Here is a run down of what exactly you’d find in the collection:

Wet Specimens – biological material preserved in a fluid (alcohol or water)
Skeletal Specimens – whole skeletons or bone fragments
Models – anatomical models used for teaching
Instruments – an array of medical equipment and apparatus

Continue reading “The Mutter Museum”

National Museum of Women in the Arts 

Image result for national museum of women in the arts logo

I am already breaking the promise I made yesterday about posting every second day. This is because I am literally too excited not to write about the National Museum for Women in the Arts. Before I begin, I am going to assume there are people out there who would say “where is the museum for men in the arts?” Walk into any art gallery in the world and I challenge you to find a greater representation of women artists to men. You’ve already got your museums of men in the arts, visited by literally millions every year. There are of course exceptions, but, there are so few. Now that’s said and done, I can drop my imaginary mic and write on.

To start, when you walk into the museum you can select either a traditional map and guide or something a little special. Inside an elusive looking envelope are a selection of cards that each contain a different work of art and some information on the reverse. The museum encourages you to take these cards home and share them with your friends. Look, I was already head over heels. Continue reading “National Museum of Women in the Arts “

Isabella Stewart Gardner Museum

Untitled

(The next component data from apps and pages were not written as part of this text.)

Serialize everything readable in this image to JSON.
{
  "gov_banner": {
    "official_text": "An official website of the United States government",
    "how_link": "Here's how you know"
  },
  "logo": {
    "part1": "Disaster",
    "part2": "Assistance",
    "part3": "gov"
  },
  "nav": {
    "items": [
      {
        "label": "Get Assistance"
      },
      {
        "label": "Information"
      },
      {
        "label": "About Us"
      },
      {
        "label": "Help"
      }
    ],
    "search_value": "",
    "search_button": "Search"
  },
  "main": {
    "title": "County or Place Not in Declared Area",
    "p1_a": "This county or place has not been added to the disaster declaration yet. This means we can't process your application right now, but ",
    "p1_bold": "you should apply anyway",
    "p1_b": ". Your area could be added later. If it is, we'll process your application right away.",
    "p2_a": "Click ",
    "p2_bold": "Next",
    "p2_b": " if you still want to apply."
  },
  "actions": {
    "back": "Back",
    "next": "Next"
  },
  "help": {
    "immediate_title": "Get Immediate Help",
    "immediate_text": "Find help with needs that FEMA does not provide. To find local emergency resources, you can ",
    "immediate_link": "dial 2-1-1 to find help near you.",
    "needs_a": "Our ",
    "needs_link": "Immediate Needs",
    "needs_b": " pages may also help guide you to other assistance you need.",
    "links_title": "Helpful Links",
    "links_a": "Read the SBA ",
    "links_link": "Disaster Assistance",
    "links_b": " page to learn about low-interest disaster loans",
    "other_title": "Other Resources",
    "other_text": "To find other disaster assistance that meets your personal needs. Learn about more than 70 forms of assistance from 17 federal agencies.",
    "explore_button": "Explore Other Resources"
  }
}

The Isabella Stewart Gardner Museum is located within walking distance from the Museum of Fine Arts. It houses a superb collection of artworks from artists such as Rembrandt and Titian. I would argue, however, that it is not solely an art galley. Instead, it had all the trademarks of a house museum. I will delve into this later, but first things first – let me cover the Palace.

So the main building that houses the artworks is referred to as the Palace. On entering the museum, you first walk through a modern-built annex that contains the gift shop, cafe, information counter, etc. You are then directed through a glass walkway to the Palace. It is not hard to see why it bears this name. Towering three storeys high, the Venetian-inspired Palace quite literally looks like you have been transported to another country. The courtyard garden in the middle features an Ancient Roman mosaic. Surrounding the mosaic are numerous plants, statues, and fountains. I will include photographs below because words cannot do it justice. Continue reading “Isabella Stewart Gardner Museum”

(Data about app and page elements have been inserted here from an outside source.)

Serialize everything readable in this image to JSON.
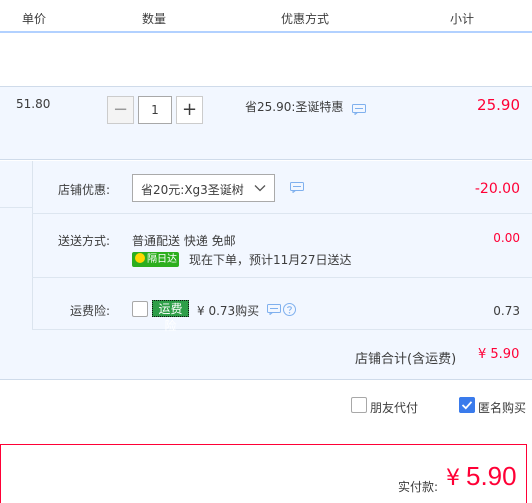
{
  "header": {
    "col_price": "单价",
    "col_qty": "数量",
    "col_promo": "优惠方式",
    "col_subtotal": "小计"
  },
  "item": {
    "price": "51.80",
    "quantity": "1",
    "minus": "−",
    "plus": "+",
    "promo": "省25.90:圣诞特惠",
    "subtotal": "25.90"
  },
  "shop": {
    "discount_label": "店铺优惠:",
    "discount_selected": "省20元:Xg3圣诞树",
    "discount_value": "-20.00",
    "shipping_label": "送送方式:",
    "shipping_method": "普通配送 快递 免邮",
    "shipping_badge": "隔日达",
    "shipping_eta": "现在下单，预计11月27日送达",
    "shipping_value": "0.00",
    "insurance_label": "运费险:",
    "insurance_badge": "运费险",
    "insurance_price": "¥ 0.73购买",
    "insurance_value": "0.73",
    "total_label": "店铺合计(含运费)",
    "total_value": "¥ 5.90"
  },
  "options": {
    "friend_pay": "朋友代付",
    "anonymous": "匿名购买"
  },
  "payment": {
    "label": "实付款:",
    "yen": "¥",
    "amount": "5.90"
  },
  "colors": {
    "accent_red": "#ff0036",
    "accent_blue": "#3a7bec",
    "green_badge": "#2cae1e"
  },
  "icons": [
    "message-icon",
    "chevron-down-icon",
    "help-icon",
    "lightning-icon"
  ]
}
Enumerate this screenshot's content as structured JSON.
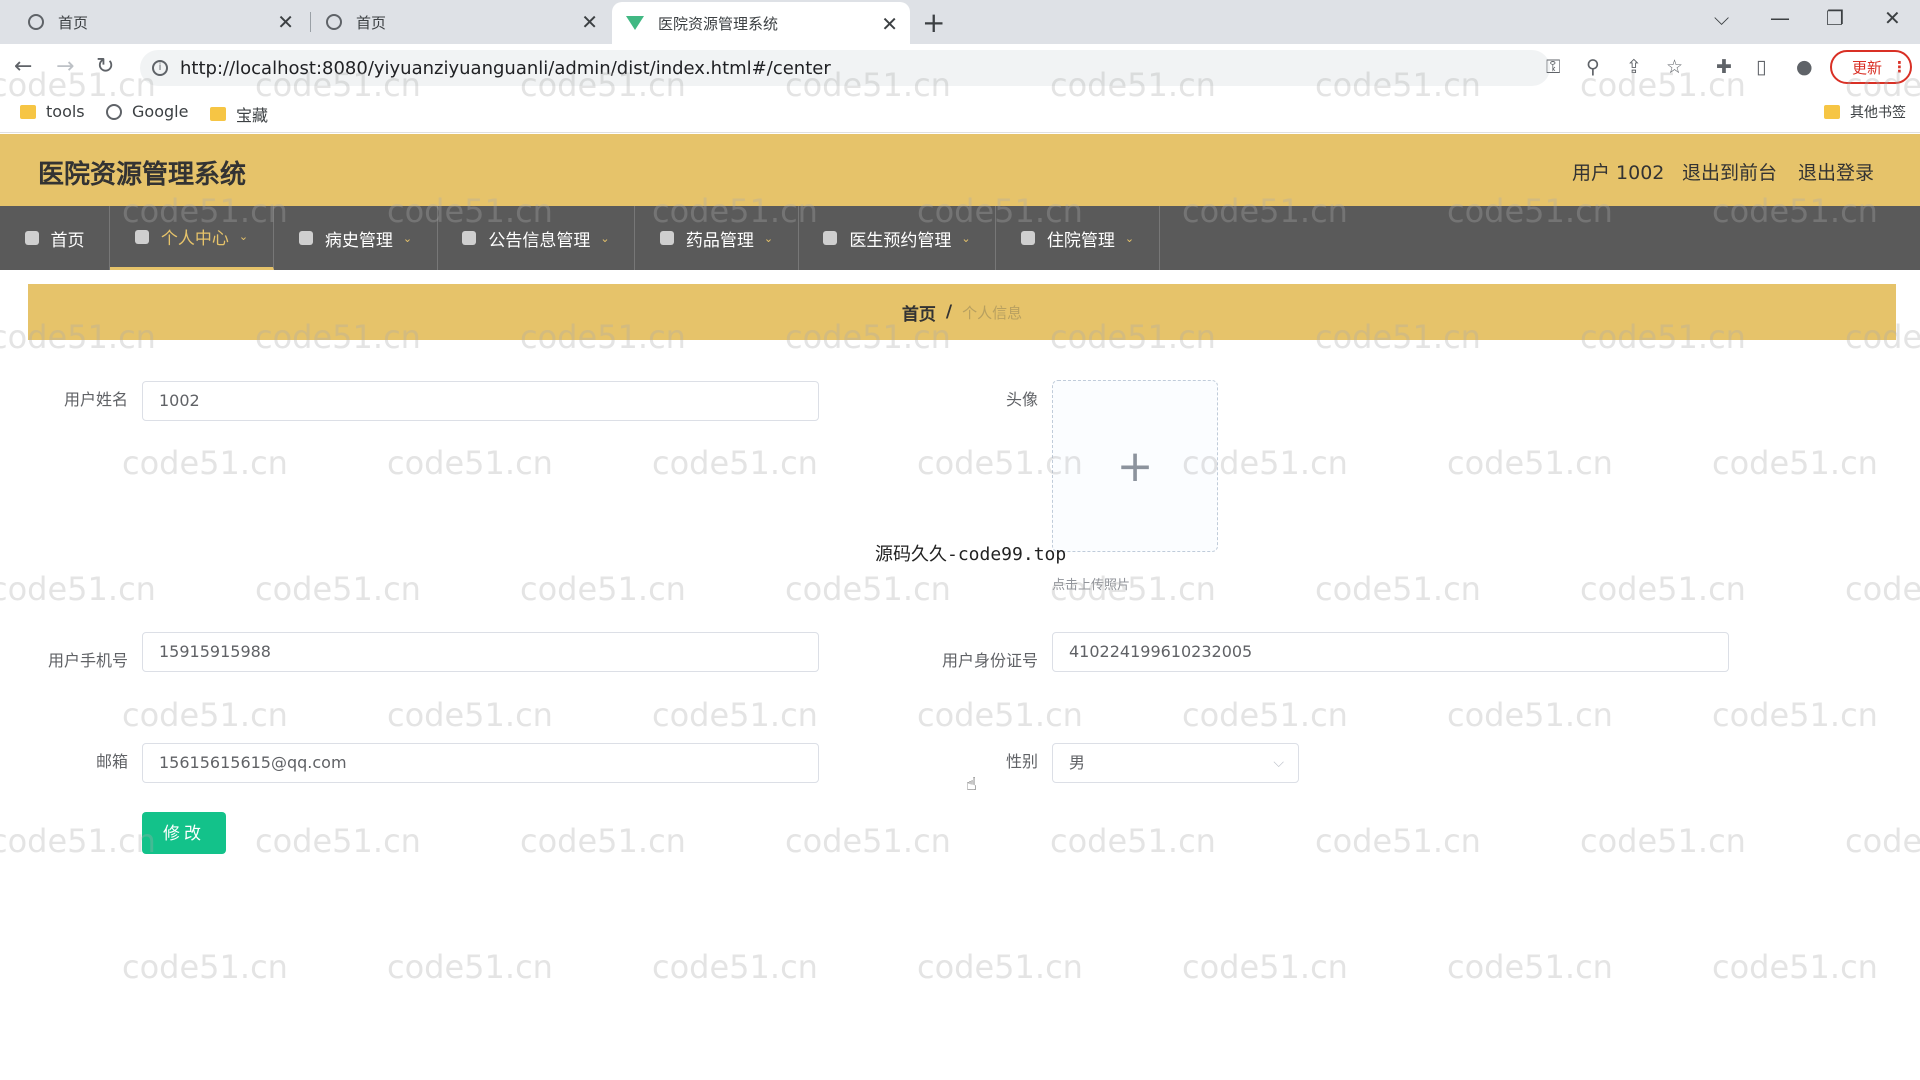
{
  "browser": {
    "tabs": [
      {
        "title": "首页",
        "close": "✕"
      },
      {
        "title": "首页",
        "close": "✕"
      },
      {
        "title": "医院资源管理系统",
        "close": "✕"
      }
    ],
    "new_tab": "+",
    "window_controls": {
      "dropdown": "⌵",
      "minimize": "—",
      "maximize": "❐",
      "close": "✕"
    },
    "nav": {
      "back": "←",
      "forward": "→",
      "reload": "↻"
    },
    "url": "http://localhost:8080/yiyuanziyuanguanli/admin/dist/index.html#/center",
    "toolbar_icons": {
      "key": "⚿",
      "zoom": "⚲",
      "share": "⇪",
      "star": "☆",
      "extensions": "✚",
      "sidebar": "▯",
      "profile": "●"
    },
    "update_label": "更新",
    "update_menu": "⋮",
    "bookmarks": [
      {
        "label": "tools",
        "icon": "folder-icon"
      },
      {
        "label": "Google",
        "icon": "globe-icon"
      },
      {
        "label": "宝藏",
        "icon": "folder-icon"
      }
    ],
    "other_bookmarks": "其他书签"
  },
  "app": {
    "title": "医院资源管理系统",
    "header_right": {
      "user": "用户 1002",
      "to_frontend": "退出到前台",
      "logout": "退出登录"
    },
    "menu": [
      {
        "label": "首页",
        "icon": "home-icon",
        "caret": ""
      },
      {
        "label": "个人中心",
        "icon": "user-icon",
        "caret": "⌄"
      },
      {
        "label": "病史管理",
        "icon": "history-icon",
        "caret": "⌄"
      },
      {
        "label": "公告信息管理",
        "icon": "notice-icon",
        "caret": "⌄"
      },
      {
        "label": "药品管理",
        "icon": "medicine-icon",
        "caret": "⌄"
      },
      {
        "label": "医生预约管理",
        "icon": "location-icon",
        "caret": "⌄"
      },
      {
        "label": "住院管理",
        "icon": "clipboard-icon",
        "caret": "⌄"
      }
    ],
    "accent_color": "#e6c36a",
    "menu_bg": "#5a5a5a"
  },
  "breadcrumb": {
    "home": "首页",
    "separator": "/",
    "current": "个人信息"
  },
  "form": {
    "username": {
      "label": "用户姓名",
      "value": "1002"
    },
    "avatar": {
      "label": "头像",
      "plus": "+",
      "tip": "点击上传照片"
    },
    "phone": {
      "label": "用户手机号",
      "value": "15915915988"
    },
    "id_number": {
      "label": "用户身份证号",
      "value": "410224199610232005"
    },
    "email": {
      "label": "邮箱",
      "value": "15615615615@qq.com"
    },
    "gender": {
      "label": "性别",
      "value": "男",
      "arrow": "⌵"
    },
    "submit": "修改"
  },
  "overlay_text": "源码久久-code99.top",
  "watermark": "code51.cn",
  "submit_color": "#13c28a"
}
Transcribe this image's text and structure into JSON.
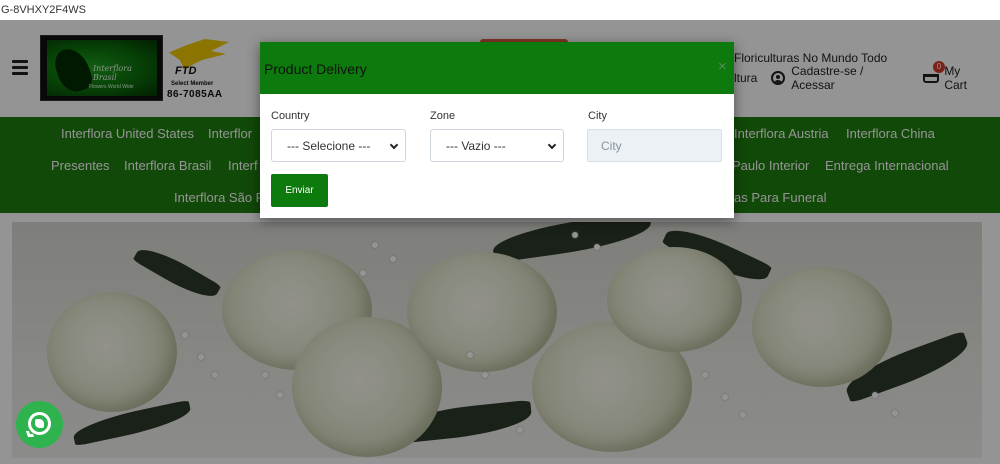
{
  "top_bar": {
    "code": "G-8VHXY2F4WS"
  },
  "header": {
    "logo": {
      "script_text": "Interflora Brasil",
      "base_text": "Flowers World Wide"
    },
    "ftd": {
      "brand": "FTD",
      "member_label": "Select Member",
      "member_number": "86-7085AA"
    },
    "tagline": "Floriculturas No Mundo Todo",
    "links": {
      "partial_link": "ltura",
      "account": "Cadastre-se / Acessar",
      "cart": "My Cart"
    },
    "cart_count": "0"
  },
  "nav": {
    "row1": {
      "left_1": "Interflora United States",
      "left_2": "Interflor",
      "right_1": "Interflora Austria",
      "right_2": "Interflora China"
    },
    "row2": {
      "left_1": "Presentes",
      "left_2": "Interflora Brasil",
      "left_3": "Interf",
      "right_1": "Paulo Interior",
      "right_2": "Entrega Internacional"
    },
    "row3": {
      "left_1": "Interflora São P",
      "right_1": "as Para Funeral"
    }
  },
  "modal": {
    "title": "Product Delivery",
    "close_symbol": "×",
    "country": {
      "label": "Country",
      "value": "--- Selecione ---"
    },
    "zone": {
      "label": "Zone",
      "value": "--- Vazio ---"
    },
    "city": {
      "label": "City",
      "placeholder": "City"
    },
    "submit_label": "Enviar"
  },
  "colors": {
    "brand_green": "#1e7e0e",
    "modal_header_green": "#0c7a0c",
    "cart_badge": "#d9372a",
    "whatsapp": "#2fb34f"
  },
  "icons": [
    "menu-icon",
    "user-icon",
    "cart-icon",
    "whatsapp-icon",
    "close-icon",
    "chevron-down-icon"
  ]
}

National Gallery of Victoria: The House of Dior

dior-full-width

Hello! I’m back with another guest post for Curate Your Own Adventure. This time I’m discussing The House of Dior: Seventy Years of Haute Couture exhibition, currently on show at the National Gallery of Victoria (NGV) in Melbourne. This exhibition commemorates the seventieth anniversary of the Dior fashion house, one of the most iconic couture fashion houses in the world. I’m going to try and keep this brief, as most of what I have to say simply constitutes raving about how good the exhibition is and encouraging you to visit it yourself.

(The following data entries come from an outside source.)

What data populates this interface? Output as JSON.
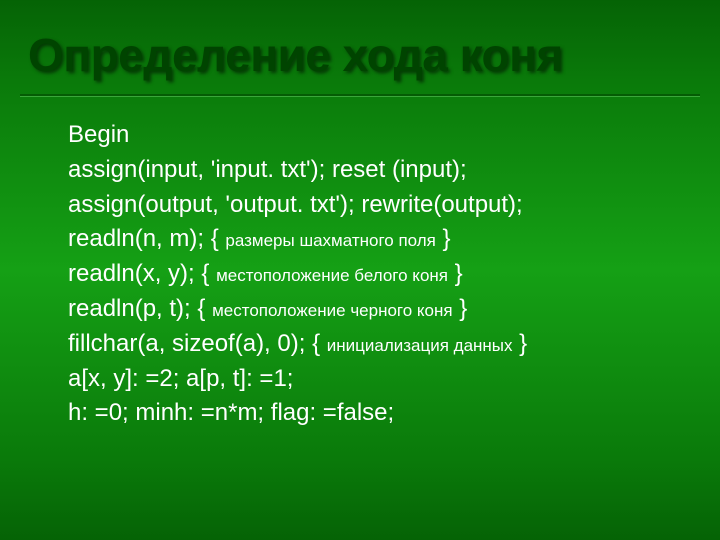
{
  "slide": {
    "title": "Определение хода коня",
    "lines": [
      {
        "code_pre": "Begin",
        "comment": "",
        "code_post": ""
      },
      {
        "code_pre": "assign(input, 'input. txt'); reset (input);",
        "comment": "",
        "code_post": ""
      },
      {
        "code_pre": "assign(output, 'output. txt'); rewrite(output);",
        "comment": "",
        "code_post": ""
      },
      {
        "code_pre": "readln(n, m); { ",
        "comment": "размеры шахматного поля",
        "code_post": " }"
      },
      {
        "code_pre": "readln(x, y); { ",
        "comment": "местоположение белого коня",
        "code_post": " }"
      },
      {
        "code_pre": "readln(p, t); { ",
        "comment": "местоположение черного коня",
        "code_post": " }"
      },
      {
        "code_pre": "fillchar(a, sizeof(a), 0); { ",
        "comment": "инициализация данных",
        "code_post": " }"
      },
      {
        "code_pre": "a[x, y]: =2; a[p, t]: =1;",
        "comment": "",
        "code_post": ""
      },
      {
        "code_pre": "h: =0; minh: =n*m; flag: =false;",
        "comment": "",
        "code_post": ""
      }
    ]
  }
}
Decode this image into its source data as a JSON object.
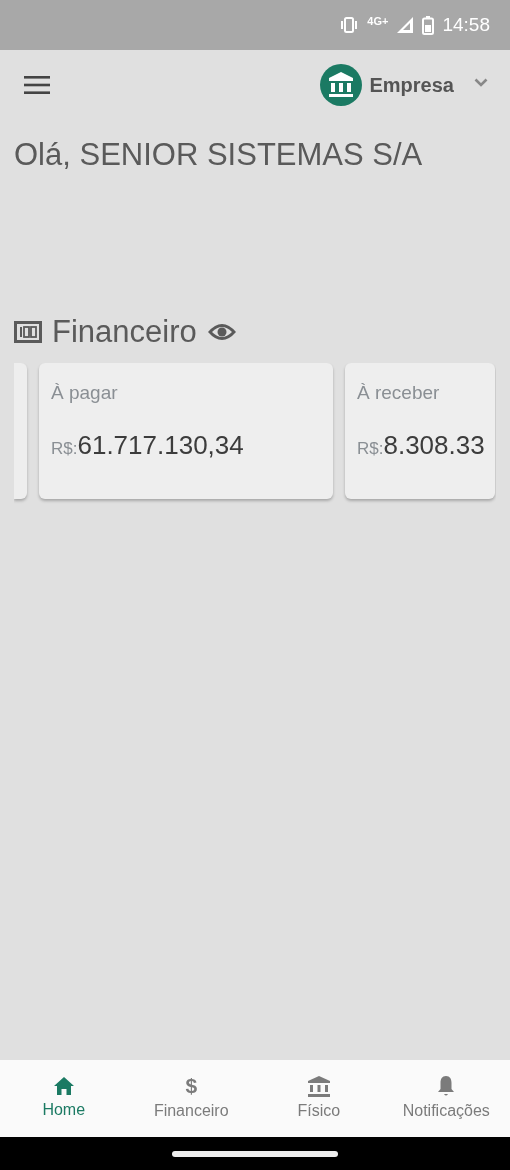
{
  "status_bar": {
    "network": "4G+",
    "time": "14:58"
  },
  "header": {
    "company": "Empresa"
  },
  "greeting": "Olá, SENIOR SISTEMAS S/A",
  "section": {
    "title": "Financeiro"
  },
  "cards": [
    {
      "kind": "edge"
    },
    {
      "kind": "amount",
      "label": "À pagar",
      "currency": "R$:",
      "value": "61.717.130,34"
    },
    {
      "kind": "amount",
      "label": "À receber",
      "currency": "R$:",
      "value": "8.308.33"
    }
  ],
  "bottom_nav": [
    {
      "kind": "home",
      "label": "Home",
      "selected": true
    },
    {
      "kind": "glyph",
      "glyph": "$",
      "label": "Financeiro",
      "selected": false
    },
    {
      "kind": "bank",
      "label": "Físico",
      "selected": false
    },
    {
      "kind": "bell",
      "label": "Notificações",
      "selected": false
    }
  ]
}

I made a special trip to Melbourne from Sydney to see the exhibition, which had been on my list since it was first announced earlier in the year. I had to roll my eyes at yet ANOTHER exhibition opening exclusively in Melbourne. There seems to be a real trend for ‘exhibition exclusivity’ south of the border at the moment. My visit was probably affected to some extent by the weekend we had selected – beginning of school holidays and football finals. It was a very busy weekend in the city. I had been warned to expect the Gallery to be very busy, and had already pre-purchased our exhibition tickets online a week in advance, which I thought was the done thing. Note the tickets are not timed but are valid for a specific date. Continue reading “National Gallery of Victoria: The House of Dior”